Interestingly, when a confused policy of targeting is being proposed on the grounds that stocks adequate to support a universal PDS do not exist, the actual picture on the supply side seems to be one of excess stockholding by the government. Not only is the size of the government’s food grain stock much higher than the buffer stocking norm, but the judiciary, parliament and the media seems to be obsessed with the problem of inadequate storage leading to the rotting of food when the poor go hungry. With covered storage is limited, a substantial part of these stocks has to be stored in the open, leading to losses. Unless the NAC believes that its minimalist proposals are actually going to increase demand for food substantially, this problem of foodgrain rot in a country with hunger is likely to persist. Moreover the subsidy bill could turn out to be much larger than anticipated, since the FCI’s costs would have to be covered.

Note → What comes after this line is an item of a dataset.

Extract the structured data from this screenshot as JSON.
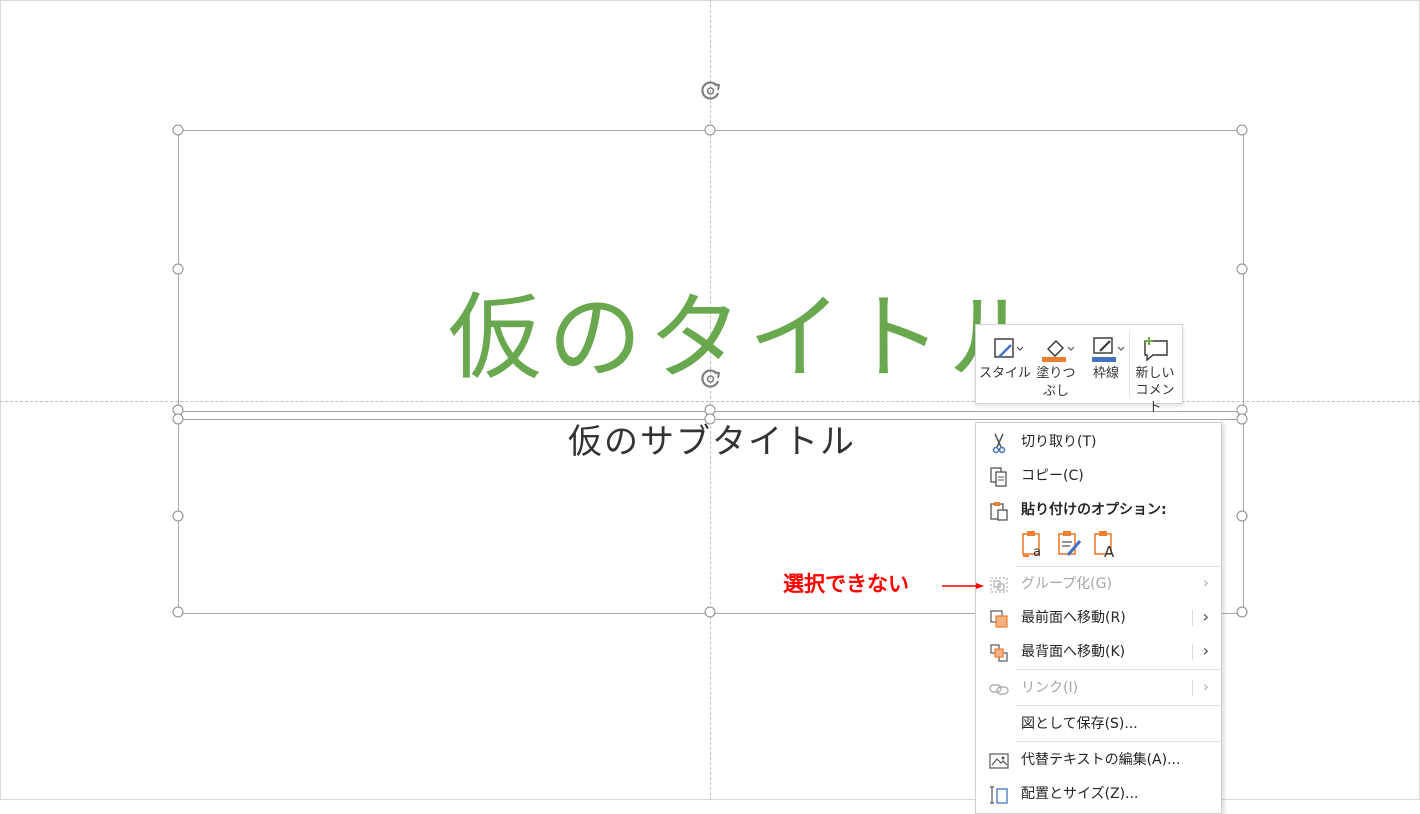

Dissenting member Jean Dreze was clear. His dissenting note stated that “an opportunity [had] been missed to initiate a radical departure in this field.” In his view: “The NAC proposals [are] a great victory for the government — they allow it to appear to be doing something radical for food security, but it is actually more of the same.

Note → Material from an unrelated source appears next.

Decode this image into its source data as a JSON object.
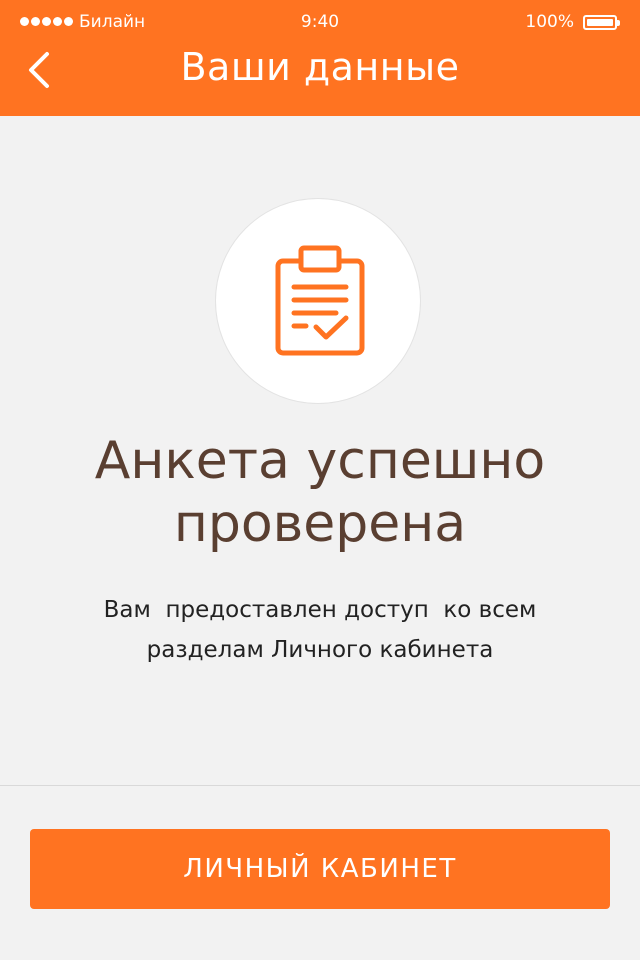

But this is not the end of the story. Once the NAC had succumbed to the limited supplies argument, its proposals could be easily attacked based on its own premises. In a surprising development, the ostensibly all-powerful NAC’s proposals were referred to another committee, headed by C Rangarajan, whose conservatism on matters fiscal are well known. As was to be expected the Rangarajan committee has reportedly declared even the NAC’s diluted proposals infeasible on completely spurious grounds.
According to newspaper reports, the committee has recommended that a legal entitlement to a given quantity of food at a fixed and subsidised price should only be granted to the “priority households”. The reasoning as expected was that that the government does not have assured access to foodgrain stocks to guarantee even the NAC’s minimalist food security principles for the “general households.” The argument seems to be that while we should talk about food security, we must reduce the actual reach of the PDS.
In a country where malnourishment is rampant, when a government chooses to guarantee food security, and that too through legislation that binds, it is adopting a proactive position. It is in essence declaring that given the scale of a particular problem (in this case inadequate access to food), the government plans to adopt a range of measures that would help it deliver on issues that matter.
If having set itself on that trajectory and making it an issue in the elections, it chooses to dilute the programme on the ground that prevailing circumstances limit its ability to deliver on its promise, it is clearly being duplicitous. But this should not surprise us. It has been an abiding characteristic of the Congress that it does not implement in practice what it preaches in its rhetoric. Unfortunately that ideology has served it a bit too well.